Send to

Choose Destination
Cell Host Microbe. 2019 Jul 10;26(1):100-113.e8. doi: 10.1016/j.chom.2019.05.003. Epub 2019 Jun 18.

Pathogenic Autoreactive T and B Cells Cross-React with Mimotopes Expressed by a Common Human Gut Commensal to Trigger Autoimmunity.

Author information

Department of Immunobiology, Yale School of Medicine, New Haven, CT 06510, USA.
Barbara Volcker Center for Women and Rheumatic Diseases, Hospital for Special Surgery, Weill Cornell Medicine, New York, NY 10021, USA.
Department of Obstetrics, Gynecology, and Reproductive Sciences, Yale School of Medicine, New Haven, CT 06510, USA.
Benaroya Research Institute at Virginia Mason, Seattle, WA 98101, USA.
Computational Structural Biology Section, Basic Science Program, Frederick National Laboratory for Cancer Research, Frederick, MD 21702, USA; Sackler Institute of Molecular Medicine, Department of Human Genetics and Molecular Medicine, Sackler School of Medicine, Tel Aviv University, Tel Aviv 69978, Israel.
Microbial Sciences Institute, Department of Microbial Pathogenesis, Yale School of Medicine, New Haven, CT 06536, USA.
Department of Immunobiology, Yale School of Medicine, New Haven, CT 06510, USA; Department of Medicine, Section of Rheumatology, Yale School of Medicine, New Haven, CT 06510, USA. Electronic address:


Given the immense antigenic load present in the microbiome, we hypothesized that microbiota mimotopes can be a persistent trigger in human autoimmunity via cross-reactivity.
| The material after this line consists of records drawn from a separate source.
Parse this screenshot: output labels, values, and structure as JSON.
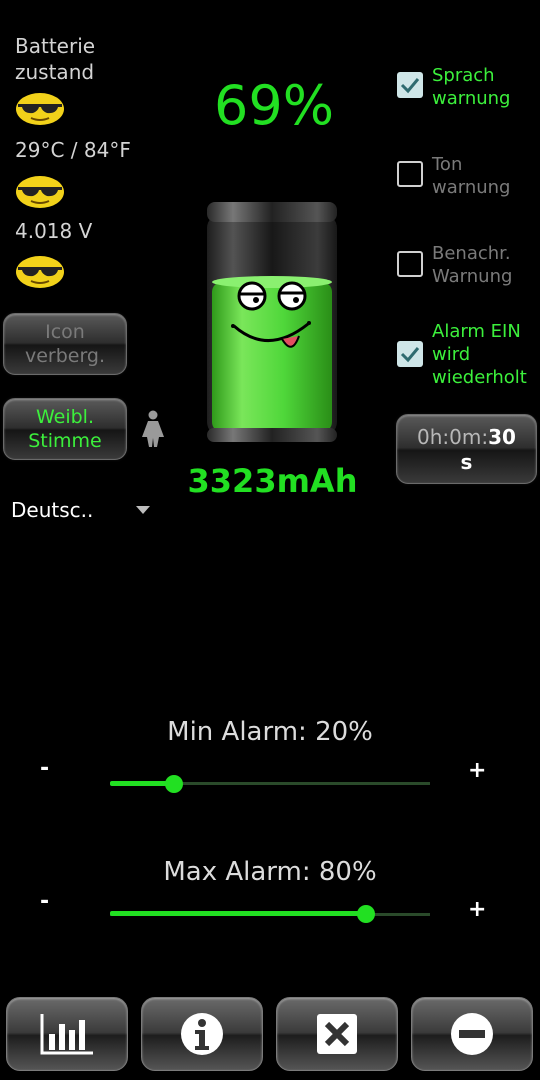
{
  "left": {
    "battery_state": "Batterie\nzustand",
    "temperature": "29°C / 84°F",
    "voltage": "4.018 V",
    "hide_icon_label": "Icon\nverberg.",
    "voice_label": "Weibl.\nStimme",
    "language": "Deutsc.."
  },
  "center": {
    "percent": "69%",
    "capacity": "3323mAh",
    "level": 0.69
  },
  "right": {
    "options": [
      {
        "label": "Sprach\nwarnung",
        "checked": true
      },
      {
        "label": "Ton\nwarnung",
        "checked": false
      },
      {
        "label": "Benachr.\nWarnung",
        "checked": false
      },
      {
        "label": "Alarm EIN\nwird\nwiederholt",
        "checked": true
      }
    ],
    "timer_prefix": "0h:0m:",
    "timer_value": "30",
    "timer_unit": "s"
  },
  "sliders": {
    "min_title": "Min Alarm: 20%",
    "min_value": 20,
    "max_title": "Max Alarm: 80%",
    "max_value": 80,
    "minus": "-",
    "plus": "+"
  },
  "colors": {
    "accent": "#22e022",
    "label_green": "#3cf03c",
    "label_gray": "#7a7a7a"
  },
  "bottom": {
    "buttons": [
      "chart-icon",
      "info-icon",
      "close-icon",
      "minus-circle-icon"
    ]
  }
}
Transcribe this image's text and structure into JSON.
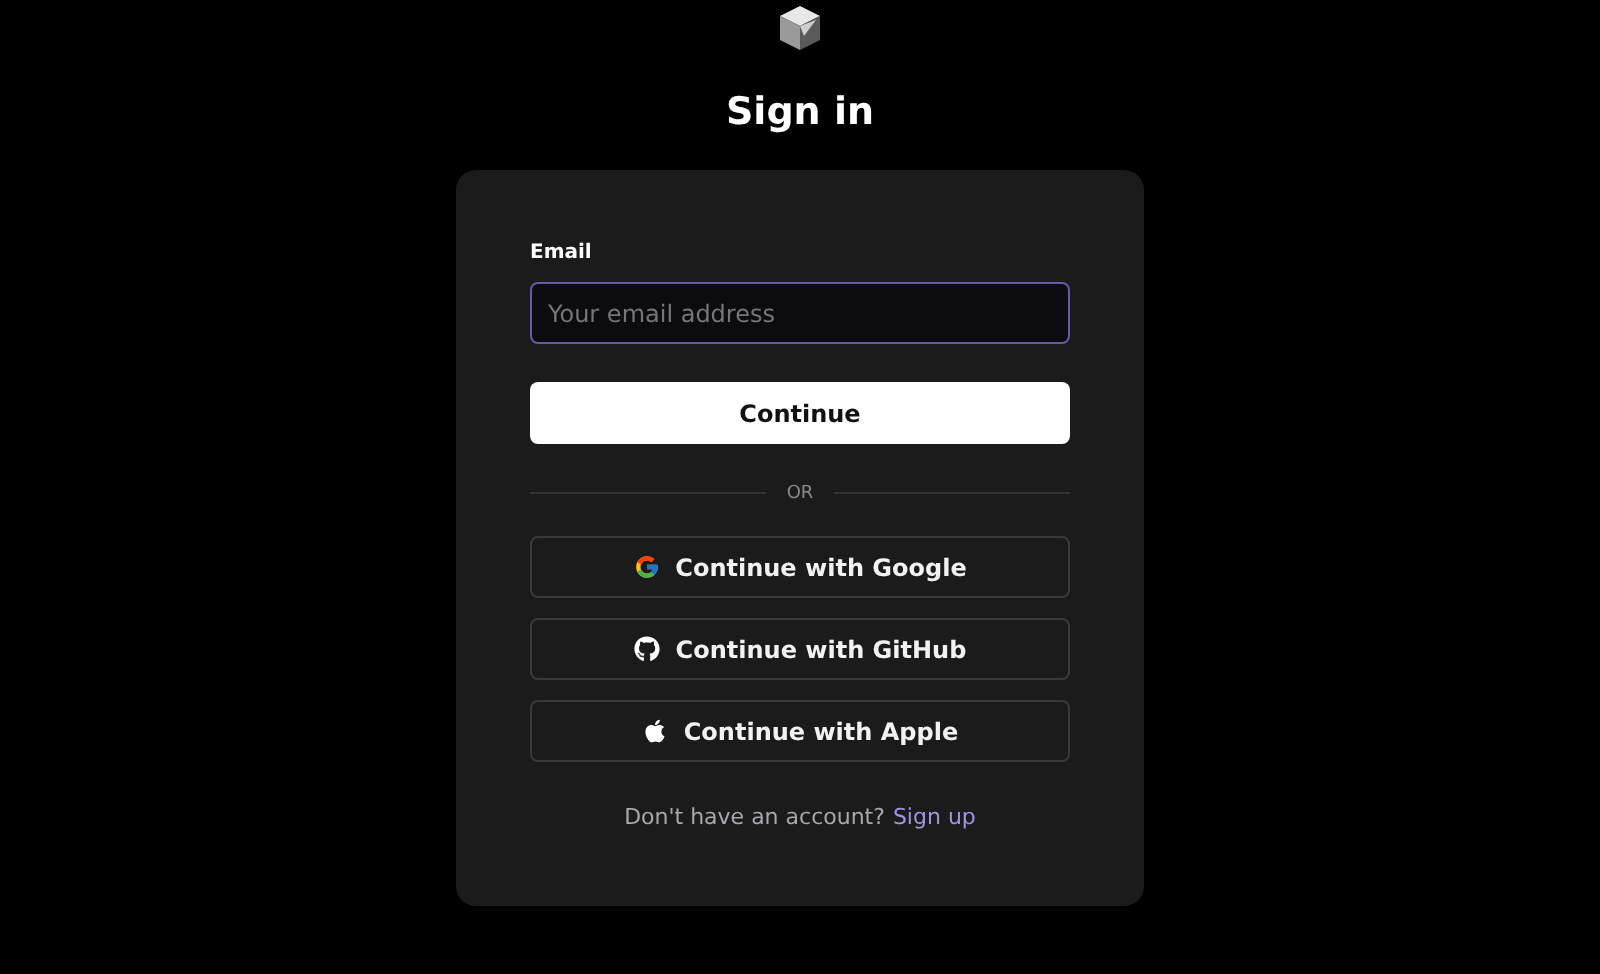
{
  "title": "Sign in",
  "form": {
    "email_label": "Email",
    "email_field": {
      "placeholder": "Your email address",
      "focused": true
    },
    "continue_button": "Continue",
    "divider": "OR",
    "providers": [
      {
        "kind": "google",
        "label": "Continue with Google"
      },
      {
        "kind": "github",
        "label": "Continue with GitHub"
      },
      {
        "kind": "apple",
        "label": "Continue with Apple"
      }
    ],
    "footer": {
      "text": "Don't have an account?",
      "link": "Sign up"
    }
  }
}
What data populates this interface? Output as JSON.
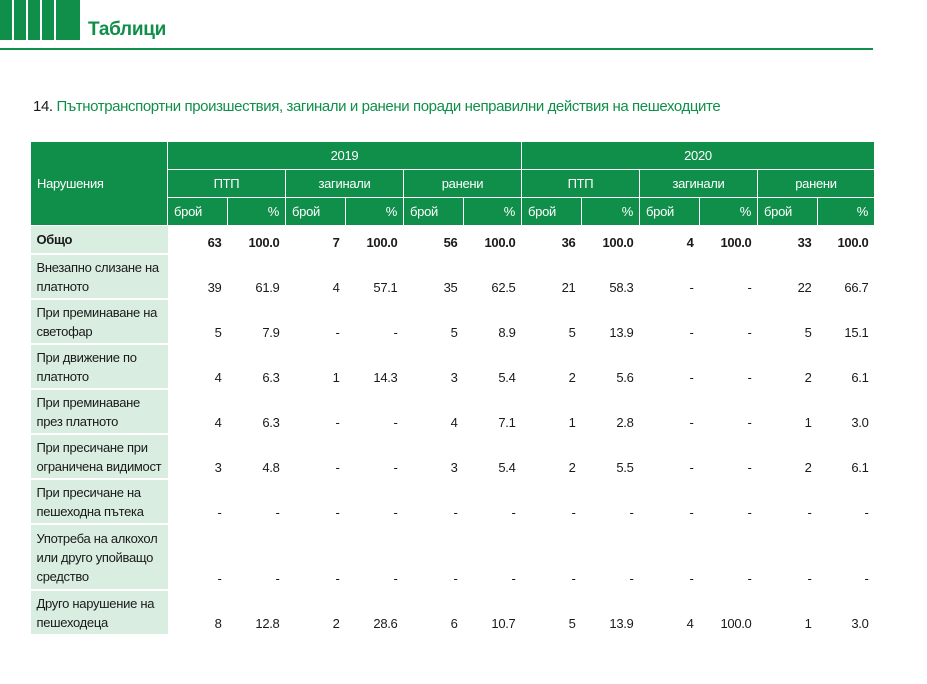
{
  "colors": {
    "accent": "#0f8f4a",
    "label_bg": "#d9ede1"
  },
  "header": {
    "section_title": "Таблици"
  },
  "table_title": {
    "number": "14.",
    "text": "Пътнотранспортни произшествия, загинали и ранени поради неправилни действия на пешеходците"
  },
  "table": {
    "row_header": "Нарушения",
    "years": [
      "2019",
      "2020"
    ],
    "groups": [
      "ПТП",
      "загинали",
      "ранени",
      "ПТП",
      "загинали",
      "ранени"
    ],
    "sub": [
      "брой",
      "%",
      "брой",
      "%",
      "брой",
      "%",
      "брой",
      "%",
      "брой",
      "%",
      "брой",
      "%"
    ],
    "rows": [
      {
        "label": "Общо",
        "values": [
          "63",
          "100.0",
          "7",
          "100.0",
          "56",
          "100.0",
          "36",
          "100.0",
          "4",
          "100.0",
          "33",
          "100.0"
        ]
      },
      {
        "label": "Внезапно слизане на платното",
        "values": [
          "39",
          "61.9",
          "4",
          "57.1",
          "35",
          "62.5",
          "21",
          "58.3",
          "-",
          "-",
          "22",
          "66.7"
        ]
      },
      {
        "label": "При преминаване на светофар",
        "values": [
          "5",
          "7.9",
          "-",
          "-",
          "5",
          "8.9",
          "5",
          "13.9",
          "-",
          "-",
          "5",
          "15.1"
        ]
      },
      {
        "label": "При движение по платното",
        "values": [
          "4",
          "6.3",
          "1",
          "14.3",
          "3",
          "5.4",
          "2",
          "5.6",
          "-",
          "-",
          "2",
          "6.1"
        ]
      },
      {
        "label": "При преминаване през платното",
        "values": [
          "4",
          "6.3",
          "-",
          "-",
          "4",
          "7.1",
          "1",
          "2.8",
          "-",
          "-",
          "1",
          "3.0"
        ]
      },
      {
        "label": "При пресичане при ограничена видимост",
        "values": [
          "3",
          "4.8",
          "-",
          "-",
          "3",
          "5.4",
          "2",
          "5.5",
          "-",
          "-",
          "2",
          "6.1"
        ]
      },
      {
        "label": "При пресичане на пешеходна пътека",
        "values": [
          "-",
          "-",
          "-",
          "-",
          "-",
          "-",
          "-",
          "-",
          "-",
          "-",
          "-",
          "-"
        ]
      },
      {
        "label": "Употреба на алкохол или друго упойващо средство",
        "values": [
          "-",
          "-",
          "-",
          "-",
          "-",
          "-",
          "-",
          "-",
          "-",
          "-",
          "-",
          "-"
        ]
      },
      {
        "label": "Друго нарушение на пешеходеца",
        "values": [
          "8",
          "12.8",
          "2",
          "28.6",
          "6",
          "10.7",
          "5",
          "13.9",
          "4",
          "100.0",
          "1",
          "3.0"
        ]
      }
    ]
  }
}
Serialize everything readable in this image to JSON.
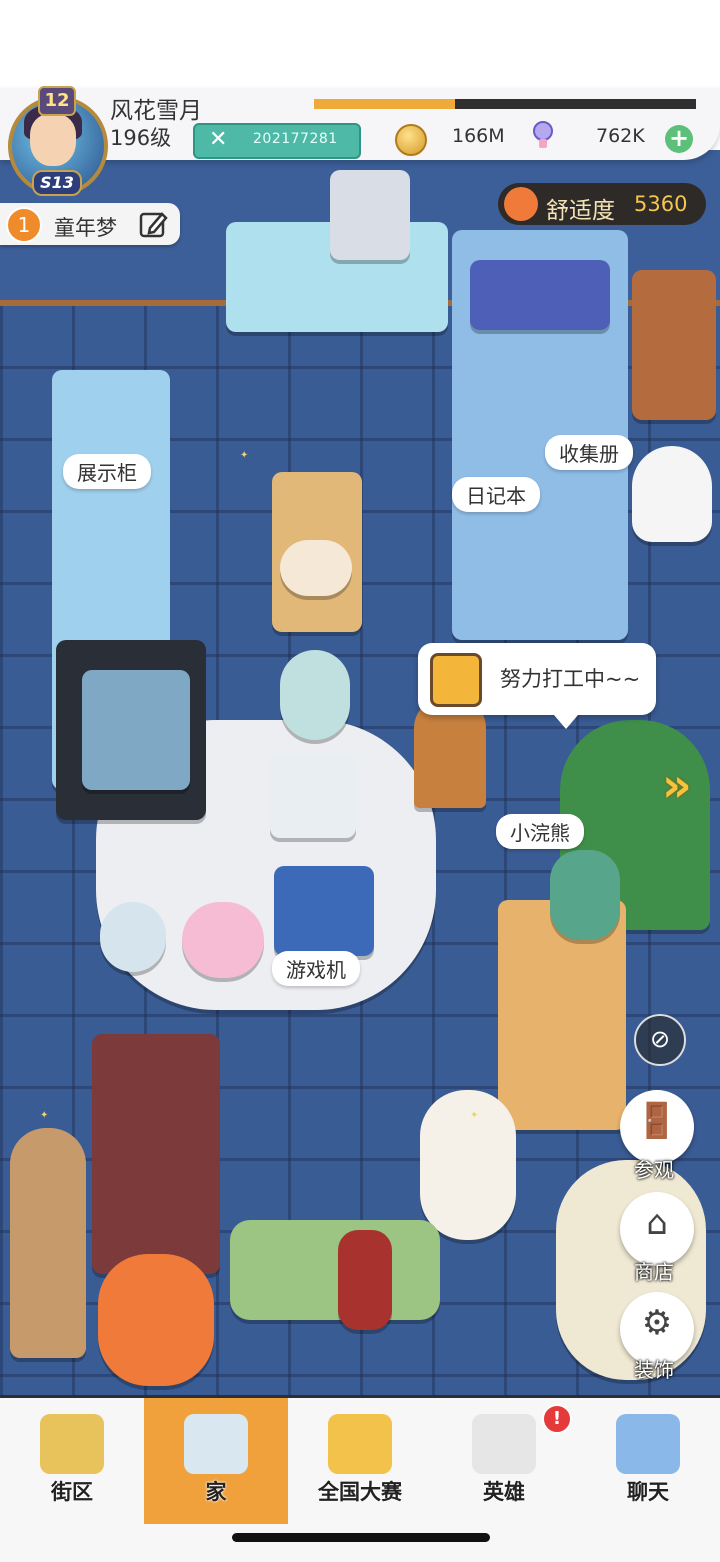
{
  "player": {
    "name": "风花雪月",
    "level": "196级",
    "avatar_level": "12",
    "rank_badge": "S13",
    "id": "202177281",
    "xp_progress": 0.37
  },
  "currency": {
    "coins": "166M",
    "gems": "762K"
  },
  "quest": {
    "number": "1",
    "title": "童年梦"
  },
  "comfort": {
    "label": "舒适度",
    "value": "5360"
  },
  "room_labels": {
    "display_cabinet": "展示柜",
    "collection_book": "收集册",
    "diary": "日记本",
    "game_console": "游戏机",
    "raccoon": "小浣熊"
  },
  "speech": {
    "text": "努力打工中~~"
  },
  "side_actions": {
    "visit": "参观",
    "shop": "商店",
    "decorate": "装饰"
  },
  "nav": {
    "items": [
      {
        "label": "街区"
      },
      {
        "label": "家"
      },
      {
        "label": "全国大赛"
      },
      {
        "label": "英雄"
      },
      {
        "label": "聊天"
      }
    ],
    "active_index": 1,
    "hero_badge": "!"
  },
  "colors": {
    "accent_orange": "#f0a13c",
    "teal_id": "#4fb9a8",
    "floor_blue": "#3a5c94"
  }
}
Using antiphospholipid syndrome (APS) as a model, we demonstrate cross-reactivity between non-orthologous mimotopes expressed by a common human gut commensal, Roseburia intestinalis (R. int), and T and B cell autoepitopes in the APS autoantigen β2-glycoprotein I (β2GPI). Autoantigen-reactive CD4+ memory T cell clones and an APS-derived, pathogenic monoclonal antibody cross-reacted with R. int mimotopes. Core-sequence-dependent anti-R. int mimotope IgG titers were significantly elevated in APS patients and correlated with anti-β2GPI IgG autoantibodies. R. int immunization of mice induced β2GPI-specific lymphocytes and autoantibodies. Oral gavage of susceptible mice with R. int induced anti-human β2GPI autoantibodies and autoimmune pathologies. Together, these data support a role for non-orthologous commensal-host cross-reactivity in the development and persistence of autoimmunity in APS, which may apply more broadly to human autoimmune disease.


Bacteroides thetaiotaomicron; DNA methyltransferase; IgA-coated bacteria; Th1 cell clones; apolipoprotein H; calprotectin; microbiotme; molecular mimicry; systemic autoimmunity; thrombosis


Supplemental Content

Full text links

Icon for Elsevier Science
Loading ...
Support Center